--- Dataset extract ---
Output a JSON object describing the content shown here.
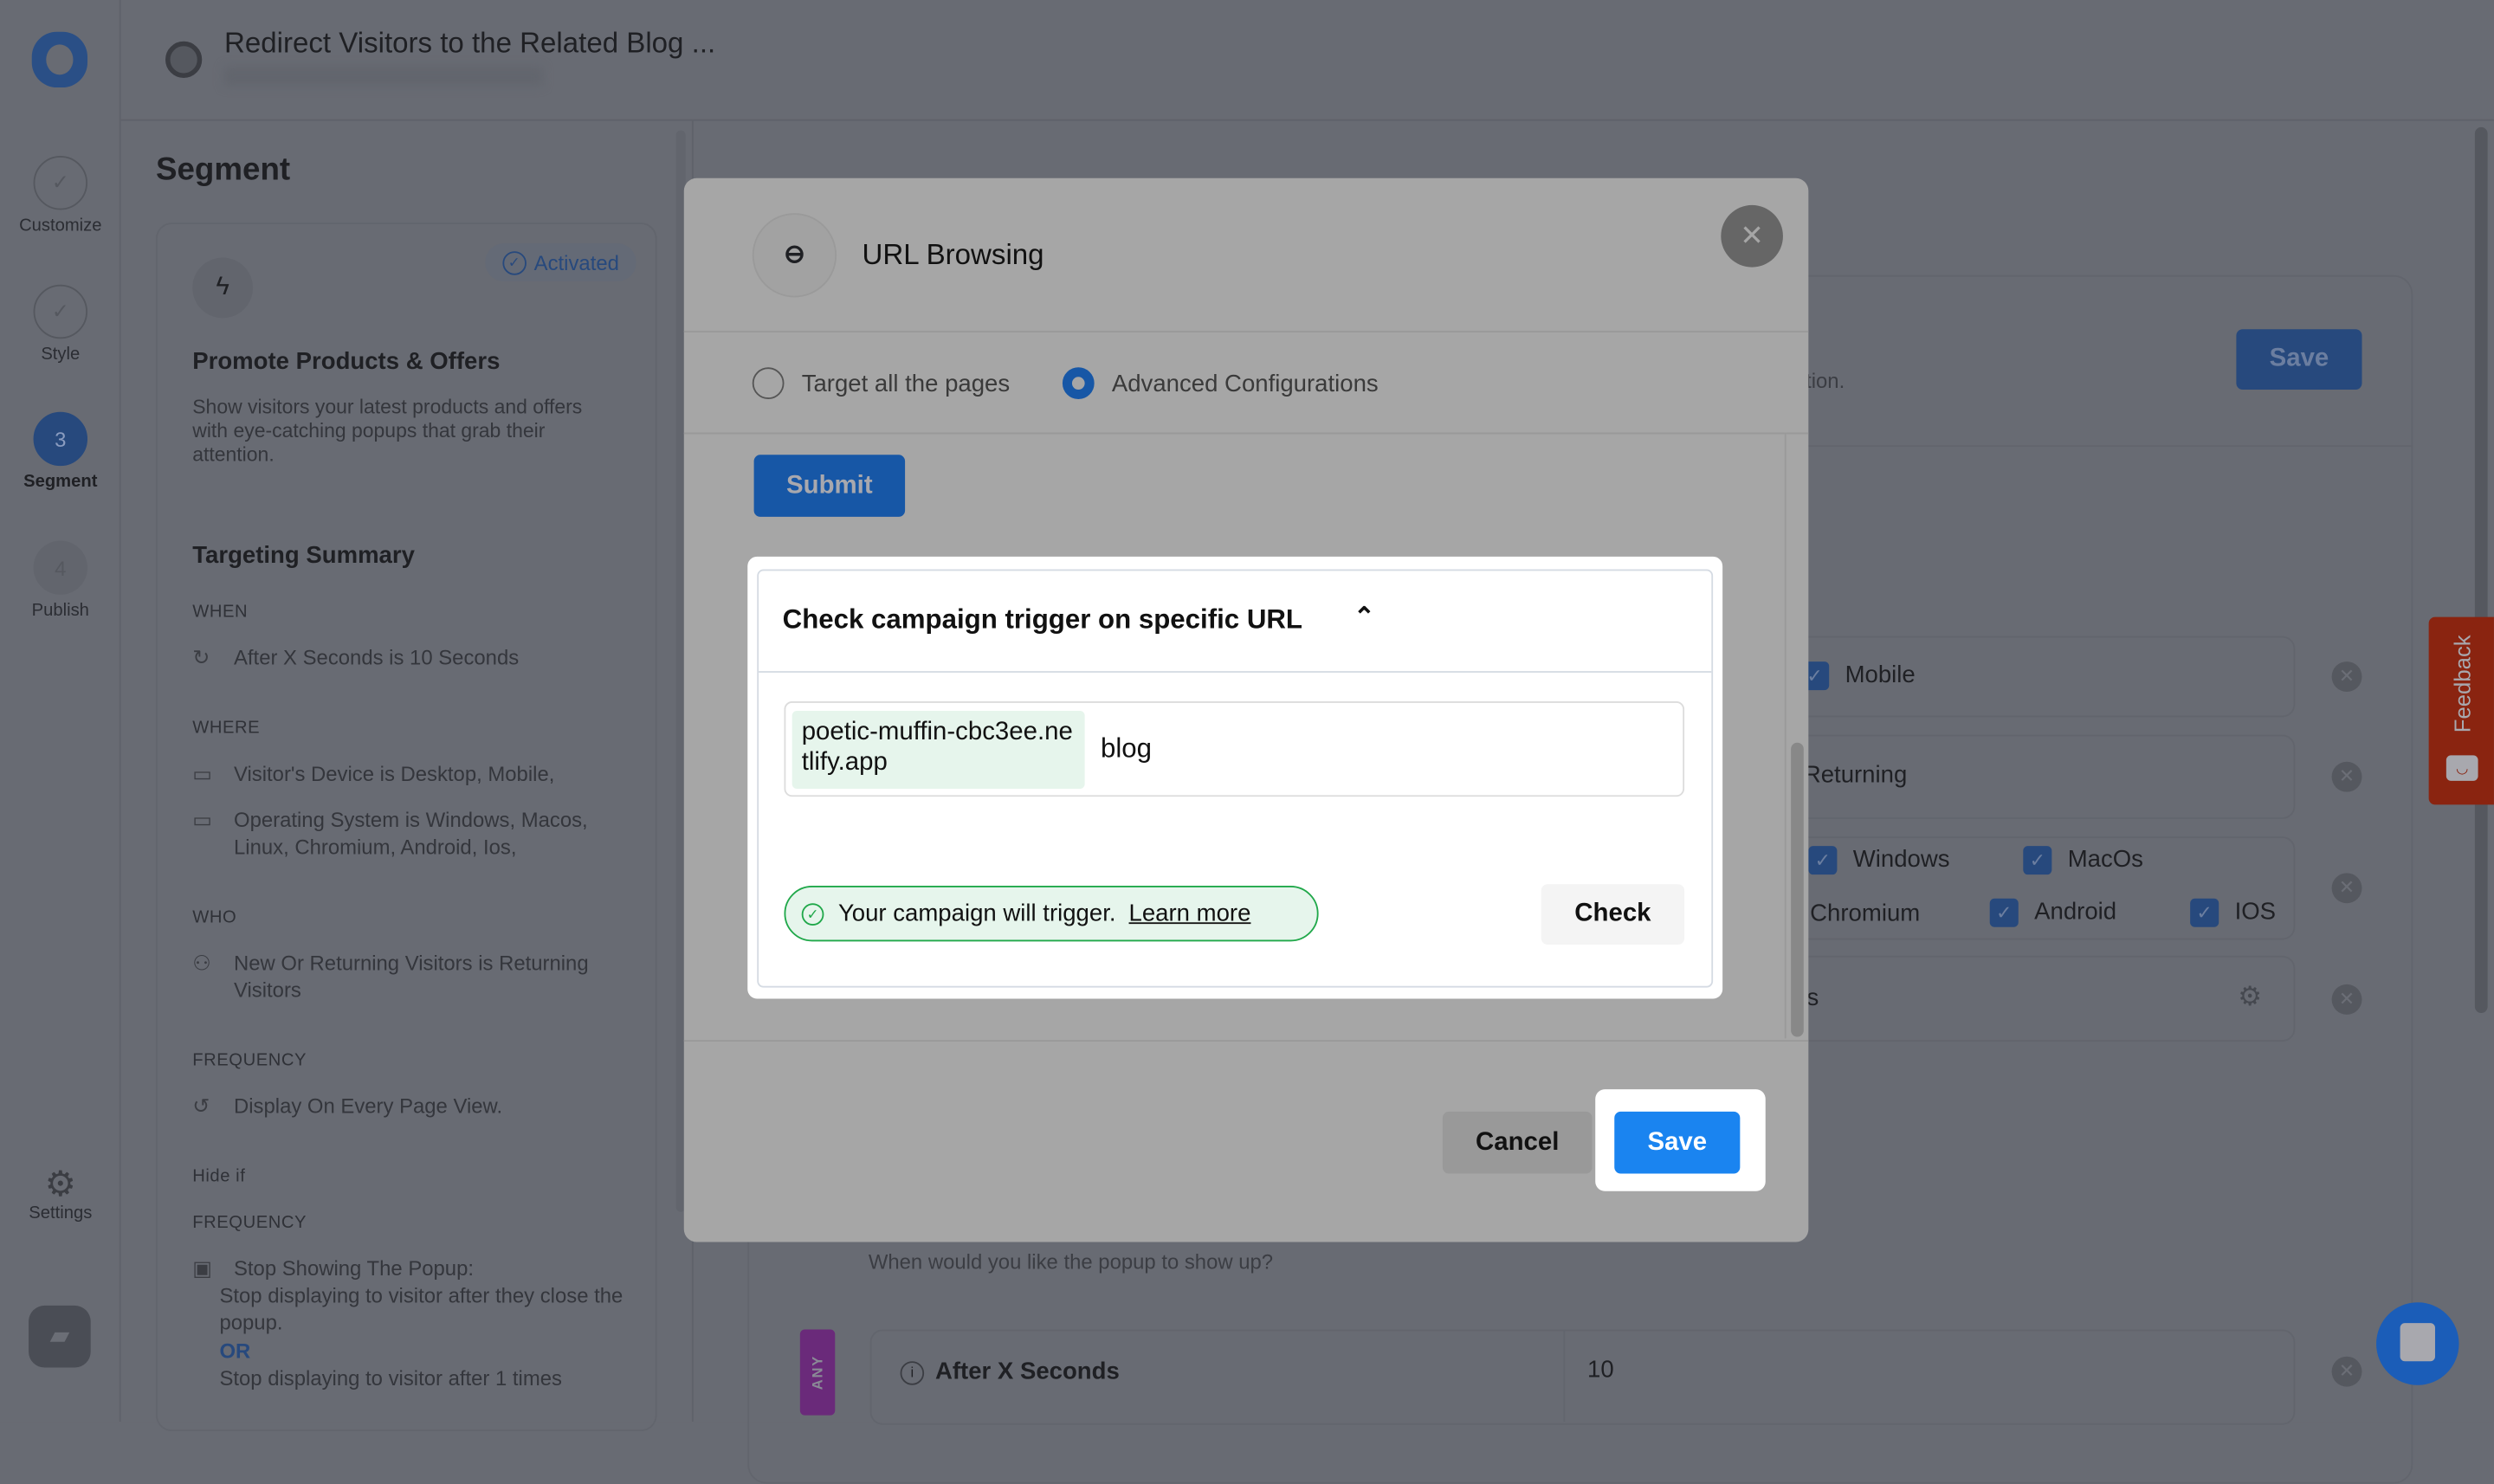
{
  "header": {
    "title": "Redirect Visitors to the Related Blog ..."
  },
  "nav": {
    "items": [
      {
        "label": "Customize",
        "state": "done"
      },
      {
        "label": "Style",
        "state": "done"
      },
      {
        "label": "Segment",
        "number": "3",
        "state": "active"
      },
      {
        "label": "Publish",
        "number": "4",
        "state": "pending"
      }
    ],
    "settings": "Settings"
  },
  "panel": {
    "title": "Segment",
    "badge": "Activated",
    "card_title": "Promote Products & Offers",
    "card_desc": "Show visitors your latest products and offers with eye-catching popups that grab their attention.",
    "summary_title": "Targeting Summary",
    "when_label": "WHEN",
    "when": "After X Seconds is 10 Seconds",
    "where_label": "WHERE",
    "where1": "Visitor's Device is Desktop, Mobile,",
    "where2": "Operating System is Windows, Macos, Linux, Chromium, Android, Ios,",
    "who_label": "WHO",
    "who": "New Or Returning Visitors is Returning Visitors",
    "freq_label": "FREQUENCY",
    "freq": "Display On Every Page View.",
    "hide_label": "Hide if",
    "freq2_label": "FREQUENCY",
    "stop_title": "Stop Showing The Popup:",
    "stop1": "Stop displaying to visitor after they close the popup.",
    "or": "OR",
    "stop2": "Stop displaying to visitor after 1 times"
  },
  "main": {
    "save": "Save",
    "partial_desc": "ation.",
    "mobile": "Mobile",
    "returning": "Returning",
    "os": [
      "Windows",
      "MacOs",
      "Chromium",
      "Android",
      "IOS"
    ],
    "partial_s": "s",
    "question": "When would you like the popup to show up?",
    "any": "ANY",
    "trigger_name": "After X Seconds",
    "trigger_value": "10"
  },
  "feedback": "Feedback",
  "modal": {
    "title": "URL Browsing",
    "radio_all": "Target all the pages",
    "radio_adv": "Advanced Configurations",
    "selected": "Advanced Configurations",
    "submit": "Submit",
    "check_title": "Check campaign trigger on specific URL",
    "domain": "poetic-muffin-cbc3ee.netlify.app",
    "path": "blog",
    "status": "Your campaign will trigger.",
    "learn_more": "Learn more",
    "check": "Check",
    "cancel": "Cancel",
    "save": "Save"
  },
  "colors": {
    "brand": "#1a84f0",
    "success": "#20a84a",
    "feedback": "#8a2410",
    "any_badge": "#6a2a7a"
  }
}
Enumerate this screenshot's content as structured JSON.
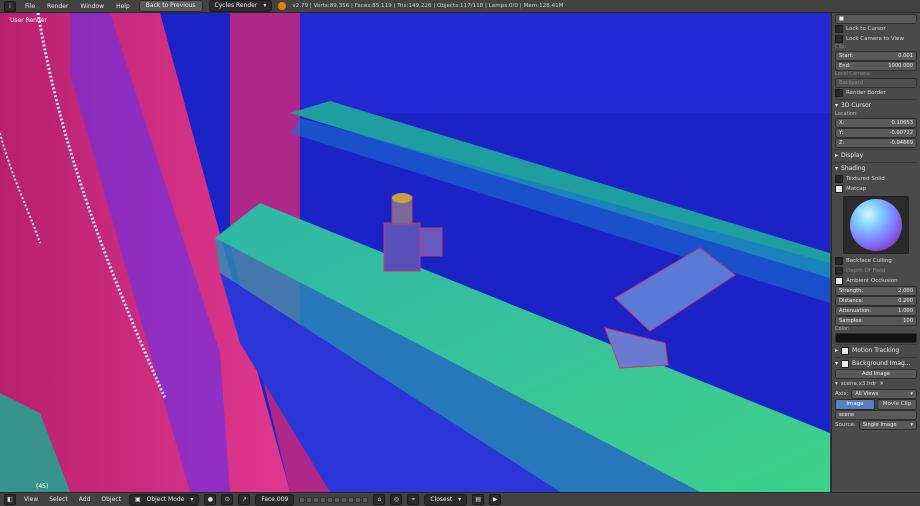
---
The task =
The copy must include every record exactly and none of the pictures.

Finished task =
Output a JSON object describing the content shown here.
{
  "header": {
    "title": "Redirect Visitors to the Related Blog ..."
  },
  "nav": {
    "items": [
      {
        "label": "Customize",
        "state": "done"
      },
      {
        "label": "Style",
        "state": "done"
      },
      {
        "label": "Segment",
        "number": "3",
        "state": "active"
      },
      {
        "label": "Publish",
        "number": "4",
        "state": "pending"
      }
    ],
    "settings": "Settings"
  },
  "panel": {
    "title": "Segment",
    "badge": "Activated",
    "card_title": "Promote Products & Offers",
    "card_desc": "Show visitors your latest products and offers with eye-catching popups that grab their attention.",
    "summary_title": "Targeting Summary",
    "when_label": "WHEN",
    "when": "After X Seconds is 10 Seconds",
    "where_label": "WHERE",
    "where1": "Visitor's Device is Desktop, Mobile,",
    "where2": "Operating System is Windows, Macos, Linux, Chromium, Android, Ios,",
    "who_label": "WHO",
    "who": "New Or Returning Visitors is Returning Visitors",
    "freq_label": "FREQUENCY",
    "freq": "Display On Every Page View.",
    "hide_label": "Hide if",
    "freq2_label": "FREQUENCY",
    "stop_title": "Stop Showing The Popup:",
    "stop1": "Stop displaying to visitor after they close the popup.",
    "or": "OR",
    "stop2": "Stop displaying to visitor after 1 times"
  },
  "main": {
    "save": "Save",
    "partial_desc": "ation.",
    "mobile": "Mobile",
    "returning": "Returning",
    "os": [
      "Windows",
      "MacOs",
      "Chromium",
      "Android",
      "IOS"
    ],
    "partial_s": "s",
    "question": "When would you like the popup to show up?",
    "any": "ANY",
    "trigger_name": "After X Seconds",
    "trigger_value": "10"
  },
  "feedback": "Feedback",
  "modal": {
    "title": "URL Browsing",
    "radio_all": "Target all the pages",
    "radio_adv": "Advanced Configurations",
    "selected": "Advanced Configurations",
    "submit": "Submit",
    "check_title": "Check campaign trigger on specific URL",
    "domain": "poetic-muffin-cbc3ee.netlify.app",
    "path": "blog",
    "status": "Your campaign will trigger.",
    "learn_more": "Learn more",
    "check": "Check",
    "cancel": "Cancel",
    "save": "Save"
  },
  "colors": {
    "brand": "#1a84f0",
    "success": "#20a84a",
    "feedback": "#8a2410",
    "any_badge": "#6a2a7a"
  }
}
Enumerate this screenshot's content as structured JSON.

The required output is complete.